Our religious and scriptural traditions also have further valuable resources to encourage us to work for the support of the refugee, the migrant, the stranger, the neighbour whatever his or her race, religion, social class, nationality, gender or sexual orientation. Within Judaism the requirement not to oppress a ger, a ‘stranger’, is linked in the Book of Exodus to the people’s own foundational experience, “You shall not wrong a stranger or oppress him, for you were strangers in the land of Egypt” (Exodus 22.21, JPS). Christians hear at the heart of the New Testament the repeated and essential claim of the Golden Rule, “So in everything, do to others what you would have them do to you, for this sums up the Law and the Prophets” (Matthew 7.12, NRSV), and are required to put themselves in the shoes of the other, being encouraged to serve and love them. For Muslims the following Quranic injunction is a reminder that we are required to hold to a generous and expansive vision of what it means to be a neighbour: “Worship Allah and associate nothing with Him, and to parents do good, and to relatives, orphans, the needy, the near neighbour, the neighbour farther away, the companion at your side, the traveller, and those whom your right hands possess. Indeed, Allah does not like those who are self-deluding and boastful” (Sura 4.36).
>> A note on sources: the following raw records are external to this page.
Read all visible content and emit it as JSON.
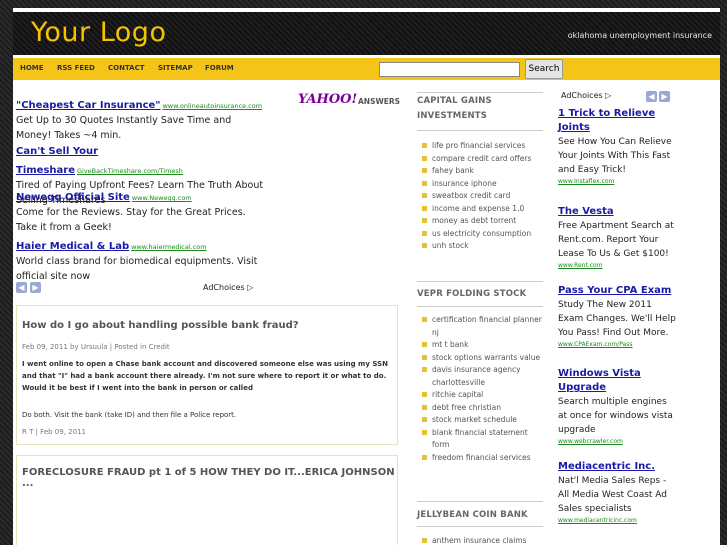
{
  "header": {
    "logo": "Your Logo",
    "tagline": "oklahoma unemployment insurance"
  },
  "nav": {
    "items": [
      "HOME",
      "RSS FEED",
      "CONTACT",
      "SITEMAP",
      "FORUM"
    ],
    "search_value": "",
    "search_button": "Search"
  },
  "left_ads": [
    {
      "title": "\"Cheapest Car Insurance\"",
      "url": "www.onlineautoinsurance.com",
      "desc": "Get Up to 30 Quotes Instantly Save Time and Money! Takes ~4 min."
    },
    {
      "title": "Can't Sell Your Timeshare",
      "url": "GiveBackTimeshare.com/Timesh",
      "desc": "Tired of Paying Upfront Fees? Learn The Truth About Selling Timeshares"
    },
    {
      "title": "Newegg Official Site",
      "url": "www.Newegg.com",
      "desc": "Come for the Reviews. Stay for the Great Prices. Take it from a Geek!"
    },
    {
      "title": "Haier Medical & Lab",
      "url": "www.haiermedical.com",
      "desc": "World class brand for biomedical equipments. Visit official site now"
    }
  ],
  "yahoo": {
    "logo": "YAHOO!",
    "answers": "ANSWERS"
  },
  "adchoices": "AdChoices",
  "post1": {
    "title": "How do I go about handling possible bank fraud?",
    "meta": "Feb 09, 2011 by Ursuula | Posted in Credit",
    "question": "I went online to open a Chase bank account and discovered someone else was using my SSN and that \"I\" had a bank account there already. I'm not sure where to report it or what to do. Would it be best if I went into the bank in person or called",
    "answer": "Do both. Visit the bank (take ID) and then file a Police report.",
    "answer_meta": "R T | Feb 09, 2011"
  },
  "post2": {
    "title": "FORECLOSURE FRAUD pt 1 of 5 HOW THEY DO IT...ERICA JOHNSON ..."
  },
  "middle": {
    "sections": [
      {
        "heading": "CAPITAL GAINS INVESTMENTS",
        "items": [
          "life pro financial services",
          "compare credit card offers",
          "fahey bank",
          "insurance iphone",
          "sweatbox credit card",
          "income and expense 1.0",
          "money as debt torrent",
          "us electricity consumption",
          "unh stock"
        ]
      },
      {
        "heading": "VEPR FOLDING STOCK",
        "items": [
          "certification financial planner nj",
          "mt t bank",
          "stock options warrants value",
          "davis insurance agency charlottesville",
          "ritchie capital",
          "debt free christian",
          "stock market schedule",
          "blank financial statement form",
          "freedom financial services"
        ]
      },
      {
        "heading": "JELLYBEAN COIN BANK",
        "items": [
          "anthem insurance claims"
        ]
      }
    ]
  },
  "right_ads": [
    {
      "title": "1 Trick to Relieve Joints",
      "desc": "See How You Can Relieve Your Joints With This Fast and Easy Trick!",
      "url": "www.Instaflex.com"
    },
    {
      "title": "The Vesta",
      "desc": "Free Apartment Search at Rent.com. Report Your Lease To Us & Get $100!",
      "url": "www.Rent.com"
    },
    {
      "title": "Pass Your CPA Exam",
      "desc": "Study The New 2011 Exam Changes. We'll Help You Pass! Find Out More.",
      "url": "www.CPAExam.com/Pass"
    },
    {
      "title": "Windows Vista Upgrade",
      "desc": "Search multiple engines at once for windows vista upgrade",
      "url": "www.webcrawler.com"
    },
    {
      "title": "Mediacentric Inc.",
      "desc": "Nat'l Media Sales Reps - All Media West Coast Ad Sales specialists",
      "url": "www.mediacentricinc.com"
    }
  ],
  "icons": {
    "prev": "chevron-left-icon",
    "next": "chevron-right-icon",
    "adchoices": "adchoices-icon"
  },
  "colors": {
    "accent": "#f4c518",
    "link": "#1a1aa8",
    "url": "#1a8a1a"
  }
}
As young people, returning to our own countries and contexts at the end of our weeks together, we want to find ways to live out our vision in practical action. We were inspired by the words of the document “Welcoming the Stranger”, produced by the United Nations High Commissioner for Refugees (UNHCR) with the assistance of a wide variety of faith-based organisations, and hear its repeated commitment to “welcome the stranger” as being an injunction to ourselves personally rather than one which is simply the responsibility of our religious leaders. We believe strongly in the importance of education, encouraging people from an early age to understand the other, reducing racism, educating people to be respectful and having a grasp of what it means to be a refugee or migrant, and creating shared experiences such as the involvement of our fellow citizens in the process of enabling migrants to be integrated in our societies. We were particularly aware of a wide variety of gender related issues linked to migration. These included the need to develop a support system to reduce sexual violence, and the importance of safe-guarding and extending laws about the entitlement of women to pass on their nationality to their children to mitigate the problem of statelessness. We are only too aware of the link between religious extremism and the reality of migration, and know that it is a pressing need to strive against extremist attitudes in our religious communities.
We believe that if we walk in the footpath of a stranger we shall discover things that we never knew.